I started with 3.5lb of Sirloin, sliced into 3/8″ thick slices. After I laid all the meat out in a single layer, I brushed on some soy sauce, dusted with garlic powder, onion powder, black pepper, and Transglutaminase.
For those that are not familiar with Transglutaminase, it is commonly referred to in the culinary world as “Meat Glue.” My understanding of how Transglutaminase works is that it unravels the surfaces of protein molecules and allows them to bond. The effect is literally gluing two pieces of protein together.
Now, back to our show.
After I applied my seasonings and Transglutaminase, I laid the slices of sirloin over one another on top of a thick sheet of food grade plastic and rolled them. Soon the sirloin was rolled into a log shape; I vacuum sealed it in my chamber vacuum and let it rest in the refrigerator overnight to allow the Transglutaminase to do its work.
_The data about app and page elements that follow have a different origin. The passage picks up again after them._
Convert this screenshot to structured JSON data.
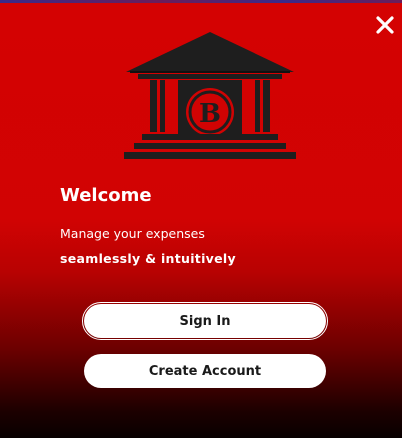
{
  "icons": {
    "close": "close-icon",
    "logo": "bank-building-logo-icon"
  },
  "logo": {
    "letter": "B"
  },
  "content": {
    "title": "Welcome",
    "tagline_line1": "Manage your expenses",
    "tagline_line2": "seamlessly & intuitively"
  },
  "actions": {
    "sign_in_label": "Sign In",
    "create_account_label": "Create Account"
  },
  "colors": {
    "background_top": "#d40202",
    "background_bottom": "#080000",
    "logo": "#1e1e1e",
    "button_bg": "#ffffff",
    "button_text": "#1a1a1a"
  }
}
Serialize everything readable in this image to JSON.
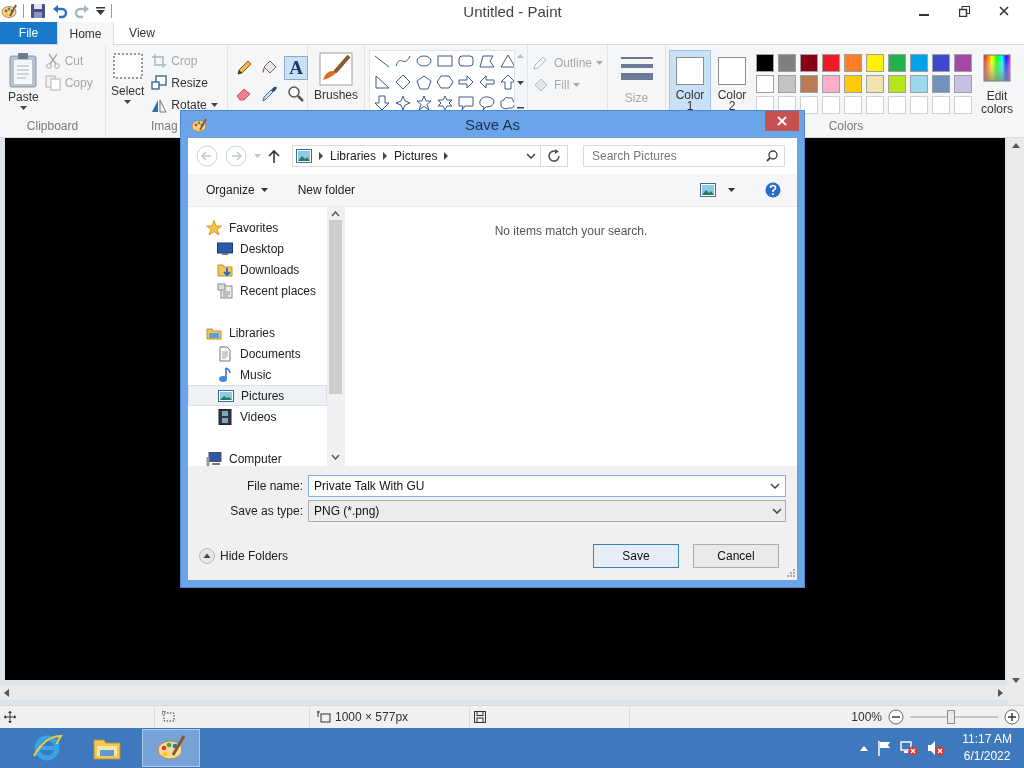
{
  "paint_window": {
    "title": "Untitled - Paint"
  },
  "ribbon": {
    "tabs": [
      {
        "label": "File",
        "kind": "file",
        "selected": false
      },
      {
        "label": "Home",
        "kind": "tab",
        "selected": true
      },
      {
        "label": "View",
        "kind": "tab",
        "selected": false
      }
    ],
    "clipboard": {
      "label": "Clipboard",
      "paste": "Paste",
      "cut": {
        "label": "Cut",
        "disabled": true
      },
      "copy": {
        "label": "Copy",
        "disabled": true
      }
    },
    "image": {
      "label": "Imag",
      "select": "Select",
      "crop": {
        "label": "Crop",
        "disabled": true
      },
      "resize": {
        "label": "Resize",
        "disabled": false
      },
      "rotate": {
        "label": "Rotate",
        "disabled": false
      }
    },
    "tools": [
      {
        "kind": "pencil",
        "selected": false
      },
      {
        "kind": "fill",
        "selected": false
      },
      {
        "kind": "text",
        "glyph": "A",
        "selected": true
      },
      {
        "kind": "eraser",
        "selected": false
      },
      {
        "kind": "picker",
        "selected": false
      },
      {
        "kind": "magnifier",
        "selected": false
      }
    ],
    "brushes": "Brushes",
    "shape_style": {
      "outline": {
        "label": "Outline",
        "disabled": true
      },
      "fill": {
        "label": "Fill",
        "disabled": true
      }
    },
    "size": {
      "label": "Size",
      "disabled": true
    },
    "colors": {
      "label": "Colors",
      "slots": [
        {
          "label": "Color",
          "number": "1",
          "color": "#ffffff",
          "selected": true
        },
        {
          "label": "Color",
          "number": "2",
          "color": "#ffffff",
          "selected": false
        }
      ],
      "palette": [
        {
          "color": "#000000"
        },
        {
          "color": "#7f7f7f"
        },
        {
          "color": "#880015"
        },
        {
          "color": "#ed1c24"
        },
        {
          "color": "#ff7f27"
        },
        {
          "color": "#fff200"
        },
        {
          "color": "#22b14c"
        },
        {
          "color": "#00a2e8"
        },
        {
          "color": "#3f48cc"
        },
        {
          "color": "#a349a4"
        },
        {
          "color": "#ffffff"
        },
        {
          "color": "#c3c3c3"
        },
        {
          "color": "#b97a57"
        },
        {
          "color": "#ffaec9"
        },
        {
          "color": "#ffc90e"
        },
        {
          "color": "#efe4b0"
        },
        {
          "color": "#b5e61d"
        },
        {
          "color": "#99d9ea"
        },
        {
          "color": "#7092be"
        },
        {
          "color": "#c8bfe7"
        },
        {
          "kind": "empty"
        },
        {
          "kind": "empty"
        },
        {
          "kind": "empty"
        },
        {
          "kind": "empty"
        },
        {
          "kind": "empty"
        },
        {
          "kind": "empty"
        },
        {
          "kind": "empty"
        },
        {
          "kind": "empty"
        },
        {
          "kind": "empty"
        },
        {
          "kind": "empty"
        }
      ],
      "edit": "Edit colors"
    }
  },
  "status_bar": {
    "dimensions": "1000 × 577px",
    "zoom": "100%",
    "zoom_slider": {
      "level": 0.47
    }
  },
  "taskbar": {
    "apps": [
      {
        "kind": "browser",
        "selected": false
      },
      {
        "kind": "explorer",
        "selected": false
      },
      {
        "kind": "paint",
        "selected": true
      }
    ],
    "time": "11:17 AM",
    "date": "6/1/2022"
  },
  "save_dialog": {
    "title": "Save As",
    "breadcrumb": [
      {
        "label": "Libraries"
      },
      {
        "label": "Pictures"
      }
    ],
    "search": {
      "placeholder": "Search Pictures"
    },
    "commands": {
      "organize": "Organize",
      "new_folder": "New folder"
    },
    "tree": [
      {
        "label": "Favorites",
        "kind": "favorites",
        "selected": false,
        "children": [
          {
            "label": "Desktop",
            "kind": "desktop",
            "selected": false
          },
          {
            "label": "Downloads",
            "kind": "downloads",
            "selected": false
          },
          {
            "label": "Recent places",
            "kind": "recent",
            "selected": false
          }
        ]
      },
      {
        "label": "Libraries",
        "kind": "libraries",
        "selected": false,
        "children": [
          {
            "label": "Documents",
            "kind": "documents",
            "selected": false
          },
          {
            "label": "Music",
            "kind": "music",
            "selected": false
          },
          {
            "label": "Pictures",
            "kind": "pictures",
            "selected": true
          },
          {
            "label": "Videos",
            "kind": "videos",
            "selected": false
          }
        ]
      },
      {
        "label": "Computer",
        "kind": "computer",
        "selected": false
      }
    ],
    "message": "No items match your search.",
    "file_name": {
      "label": "File name:",
      "value": "Private Talk With GU"
    },
    "save_type": {
      "label": "Save as type:",
      "value": "PNG (*.png)"
    },
    "hide_folders": "Hide Folders",
    "buttons": [
      {
        "label": "Save",
        "kind": "default"
      },
      {
        "label": "Cancel",
        "kind": "normal"
      }
    ]
  }
}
The next day the Sirloin roll went into the Sous Vide bath at 128 degrees for 6 hours to reach pasteurization and to tenderize a little.
Once the trip through the hot tub was completed, I crashed the internal temperature of the meat in a sink full of ice water, opened the vacuum bag, and moved the meat to a cutting board.
Once my cast iron skillet reached a searing hot temp, I began searing the Sirloin, until all sides had a nice dark sear.
The purpose for crashing the temperature of the meat in ice water before searing is two fold:
One, it keeps the meat out of the temperature range where bacteria grows at an exponential level for the shortest amount of time possible.
Two, it lowers the internal temperature of the piece of meat. Remember that we have already cooked the piece of meat to its perfect temperature of 128 degrees in the sous vide. If we were to transfer it directly to a roaring hot skillet, we would continue to raise the internal temperature of the piece of meat beyond its ideal temperature. By lowering the temperature, we are basically buying some time on direct heat to be able to form a crust.
Once the crust has been formed, I allowed the roast to rest on the cutting board for about 10 minutes to allow the temperatures to equalize and the muscles to relax a little. Then it was time to slice and serve.
Lessons learned with this experiment:
My Buddy Lloyd (The Kosher Dosher) has done a lot of roulade’s like this, so I am borrowing a lot of his experience. I encourage all to try it for themselves!Tags: Meat Glue, Roast, Sous Vide, Steak, Transglutaminase